The network of pipes, manholes, and associated equipment that transport wastewater from homes and businesses to the treatment plant is referred to as the collection system. Because KUB's collection system keeps the flow of sewage separate from rainwater, it may also be referred to as a sanitary sewer system.
- KUB's system serves more than 68,000 customers, covers 248 square miles, and has 1,320 miles of service mains (or pipes).
- KUB’s system is primarily a gravity system. Wastewater flows from homes and businesses by gravity into the collection system, where it is conveyed to a treatment plant.
- In some cases, due to terrain or other factors, wastewater may flow to pump stations, where it can be pumped through mains to the plant.
KUB has little control over what most customers discharge to the sewer lines attached to their homes and businesses.
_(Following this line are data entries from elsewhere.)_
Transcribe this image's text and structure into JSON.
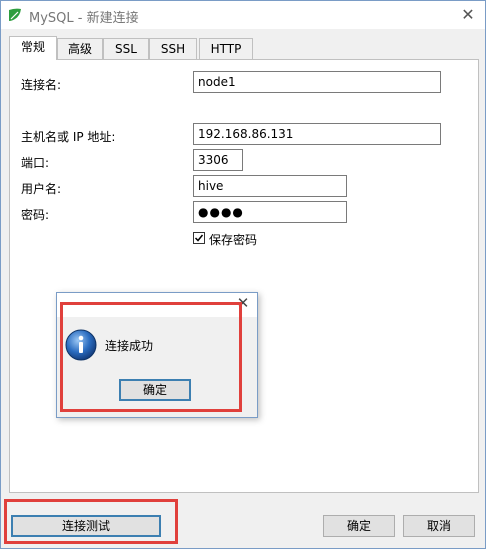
{
  "window": {
    "title": "MySQL - 新建连接"
  },
  "tabs": [
    {
      "label": "常规",
      "active": true
    },
    {
      "label": "高级",
      "active": false
    },
    {
      "label": "SSL",
      "active": false
    },
    {
      "label": "SSH",
      "active": false
    },
    {
      "label": "HTTP",
      "active": false
    }
  ],
  "form": {
    "connection_name_label": "连接名:",
    "connection_name_value": "node1",
    "host_label": "主机名或 IP 地址:",
    "host_value": "192.168.86.131",
    "port_label": "端口:",
    "port_value": "3306",
    "username_label": "用户名:",
    "username_value": "hive",
    "password_label": "密码:",
    "password_value": "●●●●",
    "save_password_label": "保存密码",
    "save_password_checked": true
  },
  "message_box": {
    "text": "连接成功",
    "ok_label": "确定"
  },
  "footer": {
    "test_label": "连接测试",
    "ok_label": "确定",
    "cancel_label": "取消"
  },
  "colors": {
    "highlight_red": "#e0403c",
    "focus_blue": "#3c7fb1",
    "info_blue": "#2a6cc0"
  }
}
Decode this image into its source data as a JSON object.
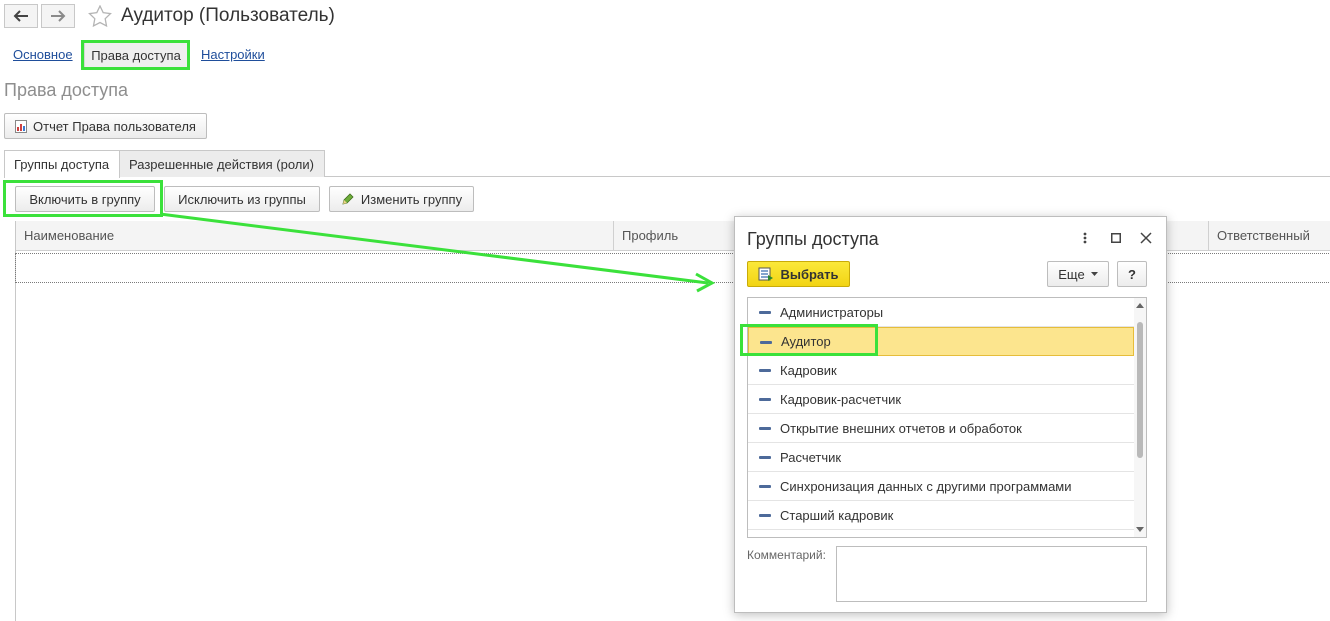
{
  "window": {
    "title": "Аудитор (Пользователь)"
  },
  "sections": {
    "main": "Основное",
    "access_rights": "Права доступа",
    "settings": "Настройки"
  },
  "page": {
    "title": "Права доступа",
    "report_button": "Отчет Права пользователя"
  },
  "tabs": {
    "groups": "Группы доступа",
    "roles": "Разрешенные действия (роли)"
  },
  "toolbar": {
    "include": "Включить в группу",
    "exclude": "Исключить из группы",
    "change": "Изменить группу"
  },
  "table": {
    "columns": [
      "Наименование",
      "Профиль",
      "Ответственный"
    ]
  },
  "dialog": {
    "title": "Группы доступа",
    "select_button": "Выбрать",
    "more_button": "Еще",
    "help_button": "?",
    "items": [
      "Администраторы",
      "Аудитор",
      "Кадровик",
      "Кадровик-расчетчик",
      "Открытие внешних отчетов и обработок",
      "Расчетчик",
      "Синхронизация данных с другими программами",
      "Старший кадровик"
    ],
    "selected_index": 1,
    "comment_label": "Комментарий:",
    "comment_value": ""
  },
  "colors": {
    "highlight": "#3be13b",
    "selected_row": "#fce58e",
    "primary_button": "#f2d414",
    "link": "#1f4e9b"
  },
  "icons": {
    "back": "arrow-left-icon",
    "forward": "arrow-right-icon",
    "favorite": "star-icon",
    "report": "report-icon",
    "edit": "pencil-icon",
    "select": "select-list-icon",
    "menu": "vertical-dots-icon",
    "maximize": "maximize-icon",
    "close": "close-icon",
    "item": "group-icon"
  }
}
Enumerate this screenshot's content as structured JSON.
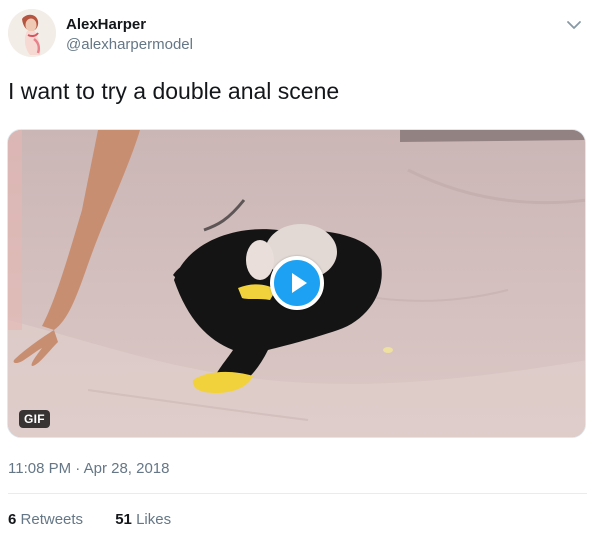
{
  "author": {
    "display_name": "AlexHarper",
    "handle": "@alexharpermodel",
    "avatar_icon": "avatar-photo"
  },
  "tweet": {
    "text": "I want to try a double anal scene",
    "timestamp": "11:08 PM · Apr 28, 2018"
  },
  "media": {
    "badge": "GIF",
    "play_icon": "play-icon",
    "accent_color": "#1da1f2"
  },
  "stats": {
    "retweets_count": "6",
    "retweets_label": "Retweets",
    "likes_count": "51",
    "likes_label": "Likes"
  },
  "menu": {
    "caret_icon": "chevron-down-icon"
  }
}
As a result, grease, rags, and other materials can enter the collection system. Those materials can restrict the flow of wastewater in the pipe or cause partial or full blockages and result in sanitary sewer overflows (SSOs). Click here to see a log of any recent overflows.
Other sources of problems can occur on the customer's property. Broken or leaking private laterals [the pipes that connect customers' property to KUB's sewer system], for example, can allow tree roots or debris into the pipe, which may cause blockages, building backups, or overflows into the environment. As part of a Federal Consent Decree, KUB must inspect laterals, notify customers with lateral problems, and ensure the property owner makes repairs.
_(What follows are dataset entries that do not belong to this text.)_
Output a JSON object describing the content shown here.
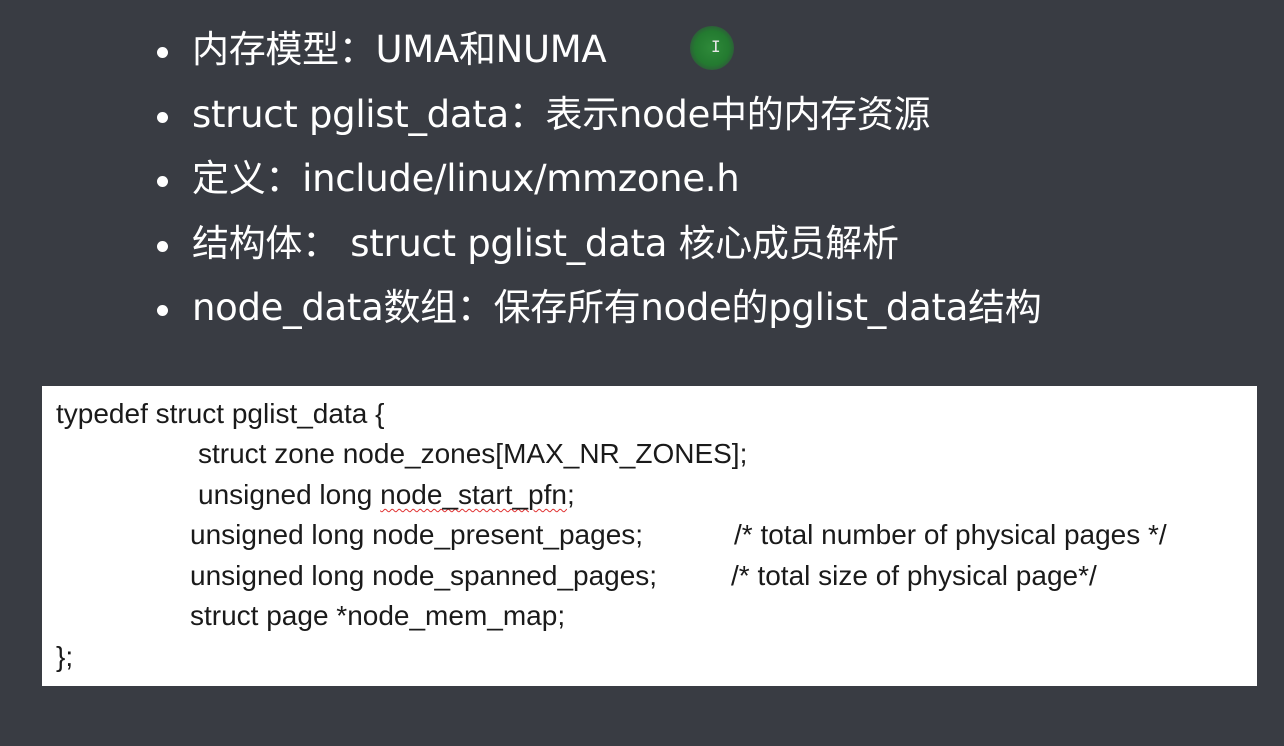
{
  "bullets": [
    {
      "text": "内存模型：UMA和NUMA"
    },
    {
      "text": "struct pglist_data：表示node中的内存资源"
    },
    {
      "text": "定义：include/linux/mmzone.h"
    },
    {
      "text": "结构体： struct pglist_data 核心成员解析"
    },
    {
      "text": "node_data数组：保存所有node的pglist_data结构"
    }
  ],
  "cursor": {
    "icon": "text-cursor-icon",
    "glyph": "I"
  },
  "code": {
    "line_1": "typedef struct pglist_data {",
    "line_2": "struct zone node_zones[MAX_NR_ZONES];",
    "line_3_prefix": "unsigned long ",
    "line_3_squiggle": "node_start_pfn",
    "line_3_suffix": ";",
    "line_4": "unsigned long node_present_pages;",
    "line_4_comment": "/* total number of physical pages */",
    "line_5": "unsigned long node_spanned_pages;",
    "line_5_comment": "/* total size of physical page*/",
    "line_6": "struct page *node_mem_map;",
    "line_7": "};"
  },
  "colors": {
    "background": "#393c43",
    "text": "#ffffff",
    "code_background": "#ffffff",
    "code_text": "#1a1a1a",
    "cursor_highlight": "#237a30",
    "spellcheck": "#e03030"
  }
}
Defective laterals and prohibited connections also let stormwater into KUB sewers. That extra water costs more to treat, and it may overload the system, causing overflows. Prohibited connections include roof downspouts, groundwater sump pumps, foundation drains, and drains from window wells, driveways, etc.
Direct stormwater to storm sewers or drainage ditches, or let it soak into the ground.
KUB tracks SSOs and categorizes them according to these primary causes:
- Combined Sewers: KUB is one of a few large systems in the country with no combined sanitary/storm sewers. Combined sewers were completely eliminated in 1998, thus eliminating a major source of overflows.
- Grease: Grease discharges from restaurants and residential areas can clog lines. KUB works to educate businesses and residential customers about good grease disposal measures that can help prevent grease-related blockages.
- Debris: Debris can enter sewers through discharges from home systems or other entry points and can cause blockages.
- Roots: Small tree roots can enter pipes through cracks or leaky joints. Once inside, they can grow and cause obstructions in the pipes that lead to SSOs.
- Inflow and Infiltration (I&I): During periods of heavy rain, water can flow into the system through manholes, broken customer laterals, or cracks or leaks within the system itself.
- Undersized lines: Sewer lines that are undersized for the amount of flow they receive can also cause overflow problems. This is not a common problem in KUB’s system as lines are adequately sized for most dry weather flow conditions.